Marion Newman
Canadian mezzo-soprano Marion Newman. Photo by Howard J. Davis.

As Canada’s artists ready themselves for far-reaching cancellations in the 2020-21 opera season, Opera Canada is checking in. What is the ripple effect of an opera-free season? How many Canadians will call themselves professional artists in a year’s time? How bad has it gotten for freelancing individuals? And are there silver linings? We look for answers in our new series of Q&As, “What’s next?” Next up is mezzo-soprano Marion Newman:

What do the recent announcements of cancelled 2020/21 opera seasons mean for your professional future?

“The short answer is that I will now have about a year to fill before I get back to what I expected to be doing this year. I will still have a career but it will be interrupted until there is a vaccine. The longer answer is that recent cancellation announcements mean that I have been going through a process of disappointment, relief, consideration and the understanding. Disappointment over the lost revenue and the lost momentum. I was excited about my upcoming travel to Wales and Dubai to perform with Welsh National Opera. I was thrilled to be able to live another year without needing a second and third (and sometimes fourth) job so that I could really put all of my energy into performing. Relief comes from my most coveted gigs being postponed rather than cancelled outright. Also relief that I have saved some of my income from this past season.

“This life of trying to ensure my main source of income comes from performing, keeping my side-hustles to a bare minimum, has meant that I’m nearly always ready for the unexpected and I’m good at making what I earn last. Consideration comes into play when trying to figure out what to do with way more free time than I thought I would have and how to make sure that I still get to flex my creative muscles. Understanding how this pandemic has affected all of us and the amount of stress that we have all been trying to deal with or hide, even from ourselves, has been key to learning how to clear my head and get busy doing something productive.”

How much time have you spent considering a new career?

“This question makes me realize that I am always considering what comes next and when and how. Whatever I end up doing beyond my performing career will involve music, so it doesn’t quite feel like I’ll be moving away from my identity as a singer. I have been considering which skills I need to develop in order to be ready for the next stages. Having opportunities to facilitate online conversations regarding systemic racism and decolonization and the experiences of IBPoC artists in opera has informed me that I find this kind of work stimulating and gratifying. Consultation work surrounding how to make this industry safer and better for artists has being making me more articulate on my own instead of relying on the librettist to do that work for me. While I am using this time to work on growing in new ways I do not intend to stop being a singer.”

What plans, singing or otherwise, do you have for the coming season?

“Perhaps because I was somewhat vocal on social media about artists not being a large part of the consideration when the government made decisions to fund the arts, I have been offered various opportunities to work in non-performing ways. I am working in a consulting capacity with Canadian Music Centre BC, working to find ways to make that organization more useful and desirable to IBPoC composers. Decolonization involves identifying the ways that the world of composition shuts out certain communities of composers and I am reaching out to composers to bring them into the conversation about what those ways are and looking for solutions to increase accessibility.

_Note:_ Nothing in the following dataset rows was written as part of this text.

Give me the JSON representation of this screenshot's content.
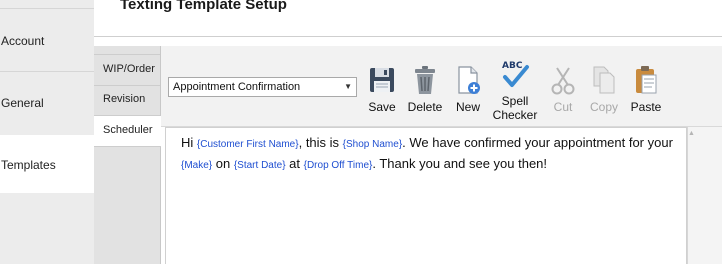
{
  "nav": {
    "items": [
      {
        "label": "Account"
      },
      {
        "label": "General"
      },
      {
        "label": "Templates"
      }
    ]
  },
  "header": {
    "title": "Texting Template Setup"
  },
  "side_tabs": [
    {
      "label": "WIP/Order"
    },
    {
      "label": "Revision"
    },
    {
      "label": "Scheduler"
    }
  ],
  "toolbar": {
    "template_select": {
      "value": "Appointment Confirmation"
    },
    "buttons": {
      "save": "Save",
      "delete": "Delete",
      "new": "New",
      "spell_line1": "Spell",
      "spell_line2": "Checker",
      "cut": "Cut",
      "copy": "Copy",
      "paste": "Paste"
    }
  },
  "editor": {
    "t1": "Hi ",
    "tok_customer": "{Customer First Name}",
    "t2": ", this is ",
    "tok_shop": "{Shop Name}",
    "t3": ". We have confirmed your appointment for your ",
    "tok_make": "{Make}",
    "t4": " on ",
    "tok_start": "{Start Date}",
    "t5": " at ",
    "tok_dropoff": "{Drop Off Time}",
    "t6": ". Thank you and see you then!"
  },
  "icons": {
    "save": "floppy-disk-icon",
    "delete": "trash-can-icon",
    "new": "new-document-icon",
    "spell": "spell-check-icon",
    "cut": "scissors-icon",
    "copy": "copy-icon",
    "paste": "clipboard-icon"
  },
  "colors": {
    "token": "#1f4fd1",
    "disabled": "#a8a8a8",
    "nav_bg": "#ececec",
    "selected_bg": "#ffffff"
  }
}
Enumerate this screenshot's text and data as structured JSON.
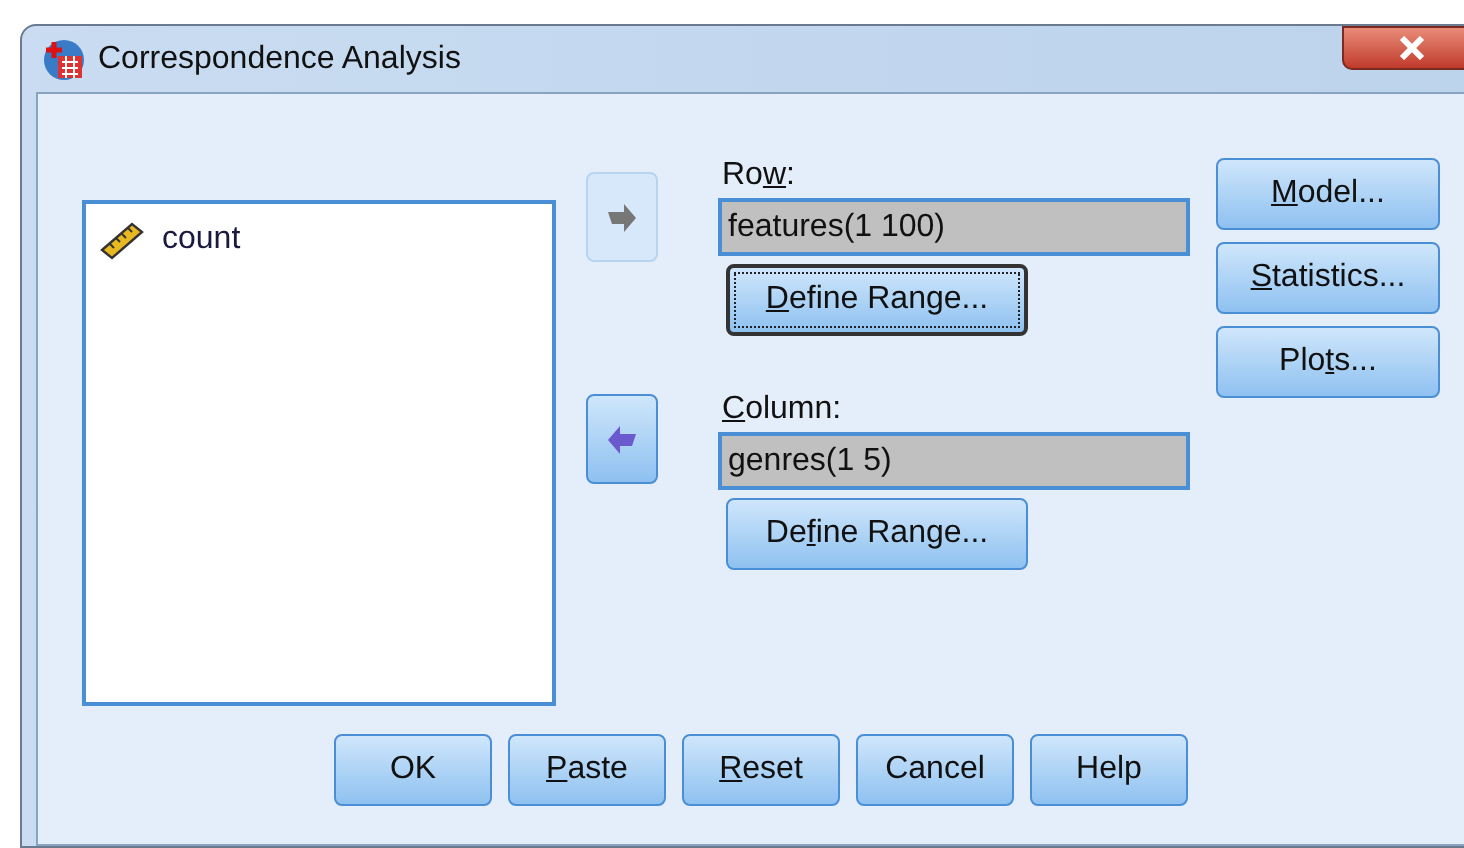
{
  "window": {
    "title": "Correspondence Analysis"
  },
  "variables": [
    {
      "name": "count"
    }
  ],
  "arrows": [
    {
      "kind": "right",
      "disabled": true
    },
    {
      "kind": "left",
      "disabled": false
    }
  ],
  "row": {
    "label": {
      "pre": "Ro",
      "key": "w",
      "post": ":"
    },
    "value": "features(1 100)",
    "button": {
      "key": "D",
      "post": "efine Range...",
      "focused": true
    }
  },
  "column": {
    "label": {
      "key": "C",
      "post": "olumn:"
    },
    "value": "genres(1 5)",
    "button": {
      "pre": "De",
      "key": "f",
      "post": "ine Range...",
      "focused": false
    }
  },
  "side_buttons": [
    {
      "key": "M",
      "post": "odel..."
    },
    {
      "key": "S",
      "post": "tatistics..."
    },
    {
      "pre": "Plo",
      "key": "t",
      "post": "s..."
    }
  ],
  "bottom_buttons": [
    {
      "pre": "OK"
    },
    {
      "key": "P",
      "post": "aste"
    },
    {
      "key": "R",
      "post": "eset"
    },
    {
      "pre": "Cancel"
    },
    {
      "pre": "Help"
    }
  ]
}
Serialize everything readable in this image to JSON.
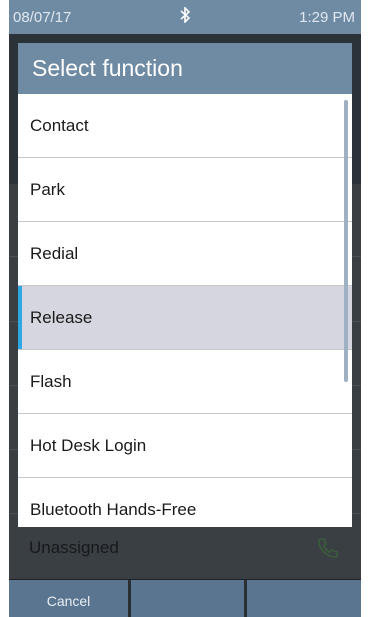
{
  "status_bar": {
    "date": "08/07/17",
    "bluetooth_icon": "bluetooth-icon",
    "time": "1:29 PM"
  },
  "background": {
    "unassigned_label": "Unassigned",
    "phone_icon": "phone-icon"
  },
  "dialog": {
    "title": "Select function",
    "items": [
      {
        "label": "Contact",
        "selected": false
      },
      {
        "label": "Park",
        "selected": false
      },
      {
        "label": "Redial",
        "selected": false
      },
      {
        "label": "Release",
        "selected": true
      },
      {
        "label": "Flash",
        "selected": false
      },
      {
        "label": "Hot Desk Login",
        "selected": false
      },
      {
        "label": "Bluetooth Hands-Free",
        "selected": false
      }
    ]
  },
  "softkeys": [
    {
      "label": "Cancel"
    },
    {
      "label": ""
    },
    {
      "label": ""
    }
  ],
  "colors": {
    "accent": "#6f8aa3",
    "selection": "#d6d6e0",
    "selection_marker": "#2ea8e5"
  }
}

“Shortly before the pandemic hit I was invited to become a co-founder of Amplified Opera and I accepted with glee. Weekly Zoom meetings with my wonderful co-founders have helped to provide some direction and inspiration. Getting to know each other and working out how to build the company so that traditionally ignored voices are better represented has really helped me to distill some of the ways that this industry needs to change.

Marion Newman
Marion Newman (top left) with fellow Amplified Opera co-founders: Teiya Kasahara (top right), Aria Umezawa (bottom right), and Asitha Tennekoon (bottom left).

Confluence Concerts have been engaging in making online content and as one of the Artistic Associates I have now performed in two of these initiatives. The move from live to digital feels like a whole new career in some ways, but I am dipping my foot in, in small ways. It is a joy to get to sing with others, even in a distanced setting.

Manitoba Opera invited me to be on faculty for their first Digital Emerging Artists Program and with my three other colleagues I am developing a schedule and brilliant cast of artists to engage with the four young artists. Going through the applications submitted by brilliant young singers has given me confidence that opera will continue despite the pandemic and I’m sure I’ll learn as much from their fresh outlook and optimism as they will learn from their experience with all of us.

“I am in constant communication with Domoney Artists, my agency, keeping each other informed and offering needed support. Some of us are doing some in-studio recording for future fun videos and other initiatives so that we can keep our voices in shape and stay focused on doing what we love.”

Marion Newman